AHA supports rescinding adoption of HPID, OEID
The standard unique Health Plan Identifier and Other Entity Identifier no longer serve the purposes for which they were adopted.
That’s the message the American Hospital Association delivered on Tuesday in a letter to the Centers for Medicare and Medicaid Services in response to a proposed CMS rule to rescind the adoption of the HPID and the OEID.
“The AHA is fully supportive of the decision to rescind the HPID and OEID and urge CMS to do so immediately,” wrote Ashley Thompson, AHA’s senior vice president for public policy analysis and development, to the agency. “We believe it is appropriate to eliminate the HPID/OEID altogether.”
In particular, the hospital group points out that the “need for implementing the HPID has long been questioned by the covered entities” and that, as a result, the Department of Health and Human Services “delayed the enforcement of the regulation pertaining to the use of the HPID in HIPAA transactions beginning Oct. 31, 2014.”
In late 2014, the advisory group National Committee on Vital and Health Statistics (NCVHS) recommended to HHS that HPID not be used in HIPAA transactions.

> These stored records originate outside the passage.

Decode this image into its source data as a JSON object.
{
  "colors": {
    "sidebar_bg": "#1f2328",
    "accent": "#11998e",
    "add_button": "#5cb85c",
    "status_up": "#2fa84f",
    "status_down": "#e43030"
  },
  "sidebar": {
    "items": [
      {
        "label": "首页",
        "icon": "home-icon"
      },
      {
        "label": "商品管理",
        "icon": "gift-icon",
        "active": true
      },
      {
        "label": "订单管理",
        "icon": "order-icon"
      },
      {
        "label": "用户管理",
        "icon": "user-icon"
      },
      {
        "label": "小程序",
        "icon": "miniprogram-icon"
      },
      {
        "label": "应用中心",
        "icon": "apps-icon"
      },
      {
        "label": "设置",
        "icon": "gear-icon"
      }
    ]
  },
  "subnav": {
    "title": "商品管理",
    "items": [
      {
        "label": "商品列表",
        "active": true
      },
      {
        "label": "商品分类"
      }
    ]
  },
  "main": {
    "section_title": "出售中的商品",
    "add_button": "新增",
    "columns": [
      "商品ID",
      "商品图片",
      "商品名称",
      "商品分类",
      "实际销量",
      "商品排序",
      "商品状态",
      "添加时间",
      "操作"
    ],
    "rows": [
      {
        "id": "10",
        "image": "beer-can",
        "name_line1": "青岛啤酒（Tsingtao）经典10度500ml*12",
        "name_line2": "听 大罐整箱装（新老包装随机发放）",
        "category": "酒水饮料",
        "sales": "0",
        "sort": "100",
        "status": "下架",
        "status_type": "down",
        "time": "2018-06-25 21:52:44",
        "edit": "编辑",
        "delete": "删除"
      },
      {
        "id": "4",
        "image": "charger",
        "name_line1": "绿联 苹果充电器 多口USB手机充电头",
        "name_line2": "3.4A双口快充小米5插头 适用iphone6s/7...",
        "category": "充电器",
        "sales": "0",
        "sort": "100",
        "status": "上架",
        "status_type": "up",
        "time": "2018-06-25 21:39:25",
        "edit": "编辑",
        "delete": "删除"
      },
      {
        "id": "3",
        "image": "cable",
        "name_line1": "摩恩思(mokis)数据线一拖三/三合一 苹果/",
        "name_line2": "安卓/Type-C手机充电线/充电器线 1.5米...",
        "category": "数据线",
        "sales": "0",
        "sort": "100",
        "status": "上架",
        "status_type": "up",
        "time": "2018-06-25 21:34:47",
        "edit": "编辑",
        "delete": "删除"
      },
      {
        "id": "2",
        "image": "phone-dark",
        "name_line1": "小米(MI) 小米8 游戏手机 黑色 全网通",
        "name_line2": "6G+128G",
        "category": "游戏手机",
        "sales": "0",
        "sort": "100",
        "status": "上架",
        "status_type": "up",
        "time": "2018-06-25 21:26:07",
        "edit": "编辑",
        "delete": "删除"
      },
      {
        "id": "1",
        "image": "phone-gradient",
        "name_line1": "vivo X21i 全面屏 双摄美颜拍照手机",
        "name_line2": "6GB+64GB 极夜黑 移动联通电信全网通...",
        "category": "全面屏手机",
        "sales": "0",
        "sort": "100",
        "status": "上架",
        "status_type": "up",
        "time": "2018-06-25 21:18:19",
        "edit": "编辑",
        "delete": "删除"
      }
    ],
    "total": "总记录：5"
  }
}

Soon after the recommendation, HHS delayed enforcement of the rule.
More recently, the AHA’s letter referenced a May 2017 NCVHS Standards Subcommittee hearing at which witnesses “concurred that the transaction routing challenges of two decades ago have been resolved by the industry through the use of payer IDs and that it would be a costly, complicated and burdensome disruption for them to implement the HPID.”
In its letter to CMS, the AHA pointed out the challenges and burdens that implementing the HPID and OEID would have on all covered entities that use HIPAA transactions.
“We understand that the intent of the HIPAA legislation is to reduce administrative costs and make administrative processes more efficient,” wrote Thompson. “However, providing a different data element in the form of the HPID/OEID would not have addressed other issues related to routing challenges, benefit information and improved automation for administrative tasks.”
In addition, the AHA offered support for CMS’s decision to “disallow the voluntary use of the HPID or OEID between willing trading partners,” noting that there is “no business use case for the HPID/OEID, moreover, a voluntary model would result in confusion and unnecessary costs to the covered entities that use HIPAA transactions.”